Spain, which goes to the polls on December 20th, is in better economic shape than it was four years ago when the conservatives came to power, although public debt and unemployment remain sky-high.
On the edge of the abyss
In December 2011, when Prime Minister Mariano Rajoy took power after eight years of Socialist rule, Spain was in dire shape.
The construction sector, which had been a major engine for growth, had stopped in its tracks after the housing bubble burst in 2008, taking with it banks overwhelmed by the debt of people who could no longer pay their mortgages.
Since then, the country has gone in and out of recession and unemployment went through the roof, from 8.57 percent in 2007 to 22.56 percent in 2011.
At that time, 1,400 Spaniards lost their jobs every day, Rajoy has repeatedly pointed out.
The country's 17 semi-autonomous regions, like the central state, were also heavily indebted.
Once in power, the ruling Popular Party maintained austerity measures launched by the Socialists in 2009 – spending cuts, tax rises, and salary freezes for civil servants.
It claims to have saved €150 billion ($165 billion) between 2012 and 2014, thus avoiding a damaging, Greece-like rescue deal, even if the Spanish banking sector was bailed out by the European Union to the tune of €40 billion.

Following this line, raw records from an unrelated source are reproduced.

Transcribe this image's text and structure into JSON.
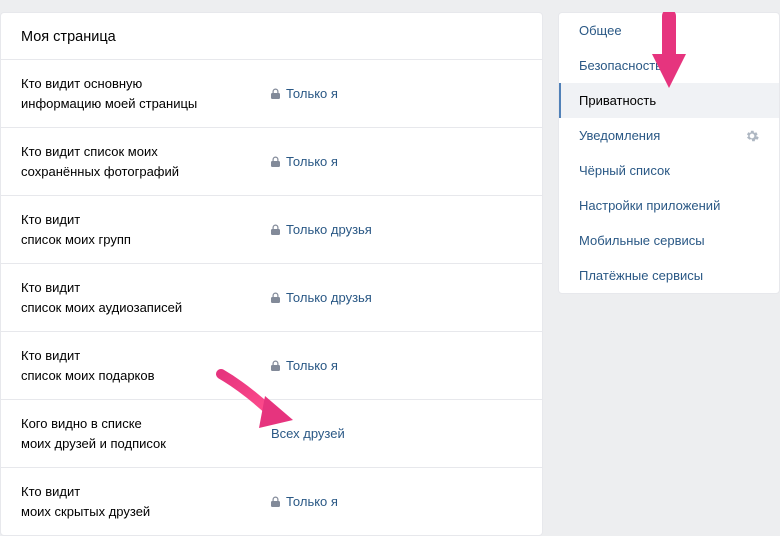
{
  "panel_title": "Моя страница",
  "settings": [
    {
      "label_line1": "Кто видит основную",
      "label_line2_pre": "информацию ",
      "label_line2_bold": "моей страницы",
      "value": "Только я",
      "has_lock": true
    },
    {
      "label_line1": "Кто видит список моих",
      "label_line2_pre": "",
      "label_line2_bold": "сохранённых фотографий",
      "value": "Только я",
      "has_lock": true
    },
    {
      "label_line1": "Кто видит",
      "label_line2_pre": "список моих ",
      "label_line2_bold": "групп",
      "value": "Только друзья",
      "has_lock": true
    },
    {
      "label_line1": "Кто видит",
      "label_line2_pre": "список моих ",
      "label_line2_bold": "аудиозаписей",
      "value": "Только друзья",
      "has_lock": true
    },
    {
      "label_line1": "Кто видит",
      "label_line2_pre": "список моих ",
      "label_line2_bold": "подарков",
      "value": "Только я",
      "has_lock": true
    },
    {
      "label_line1": "Кого видно в списке",
      "label_line2_pre": "моих ",
      "label_line2_bold": "друзей и подписок",
      "value": "Всех друзей",
      "has_lock": false
    },
    {
      "label_line1": "Кто видит",
      "label_line2_pre": "моих ",
      "label_line2_bold": "скрытых друзей",
      "value": "Только я",
      "has_lock": true
    }
  ],
  "sidebar": {
    "items": [
      {
        "label": "Общее",
        "active": false,
        "has_gear": false
      },
      {
        "label": "Безопасность",
        "active": false,
        "has_gear": false
      },
      {
        "label": "Приватность",
        "active": true,
        "has_gear": false
      },
      {
        "label": "Уведомления",
        "active": false,
        "has_gear": true
      },
      {
        "label": "Чёрный список",
        "active": false,
        "has_gear": false
      },
      {
        "label": "Настройки приложений",
        "active": false,
        "has_gear": false
      },
      {
        "label": "Мобильные сервисы",
        "active": false,
        "has_gear": false
      },
      {
        "label": "Платёжные сервисы",
        "active": false,
        "has_gear": false
      }
    ]
  },
  "colors": {
    "link": "#2a5885",
    "arrow": "#e6347e"
  }
}
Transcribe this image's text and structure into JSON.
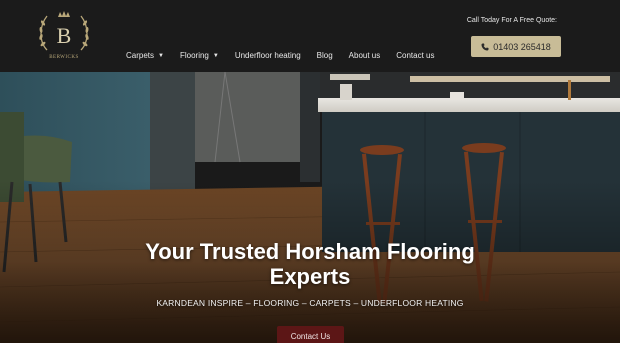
{
  "brand": {
    "logo_letter": "B",
    "logo_text": "BERWICKS",
    "accent_gold": "#c8bc97",
    "button_red": "#5c1616"
  },
  "nav": {
    "items": [
      {
        "label": "Carpets",
        "has_dropdown": true
      },
      {
        "label": "Flooring",
        "has_dropdown": true
      },
      {
        "label": "Underfloor heating",
        "has_dropdown": false
      },
      {
        "label": "Blog",
        "has_dropdown": false
      },
      {
        "label": "About us",
        "has_dropdown": false
      },
      {
        "label": "Contact us",
        "has_dropdown": false
      }
    ],
    "caret_icon": "chevron-down-icon"
  },
  "header": {
    "quote_label": "Call Today For A Free Quote:",
    "phone": "01403 265418",
    "phone_icon": "phone-icon"
  },
  "hero": {
    "title_line1": "Your Trusted Horsham Flooring",
    "title_line2": "Experts",
    "subtitle": "KARNDEAN INSPIRE – FLOORING – CARPETS – UNDERFLOOR HEATING",
    "cta_label": "Contact Us"
  }
}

A hint of recovery
The eurozone's fourth largest economy started growing again in 2014, with a 1.4 percent gross domestic product (GDP) leap, and expects to expand 3.3 percent this year – a better performance than its eurozone neighbours.
A 2012 reform of the labour market reduced the costs for companies of laying off people.
Some sectors such as the automotive industry, which generates 10 percent of the GDP, had also started reducing salaries or working seven days a week.
As a result, the workforce in the industrial sector and in market services cost just €21 an hour in the second quarter of the year, according to the Paris-based Coe-Rexecode economic research centre, compared with €36 in France and 34 in Germany.
That gave Spanish firms a major competitive edge, and they have reported a near 25 percent rise in exports since 2007.
The country's unemployment rate is also ebbing and emboldened households have started to spend again.
Domestic demand – both from households and companies – is in fact one of the main drivers of growth.
Other external factors, such as a drop in oil prices and the depreciation of the euro, have also helped.
But economists say Spain is far from having resolved its problems.
Unemployment still stands at more than 21 percent, and some have given up trying to find a job.
“The quality of jobs created is debatable,” Bankinter analysts say, pointing to many precarious or part-time positions.
Under Rajoy's watch, the number of jobless has dropped by just 436,000, to 4.8 million.
In 2014, the GDP stood at 1.06 trillion euros, compared with 1.12 trillion in 2008.
Spain is also still heavily indebted, with its public debt at 99.3 percent of GDP in the third quarter.
Education is also an issue, with a school drop-out rate of 22 percent – a record in the European Union — and a lack of training for the unemployed.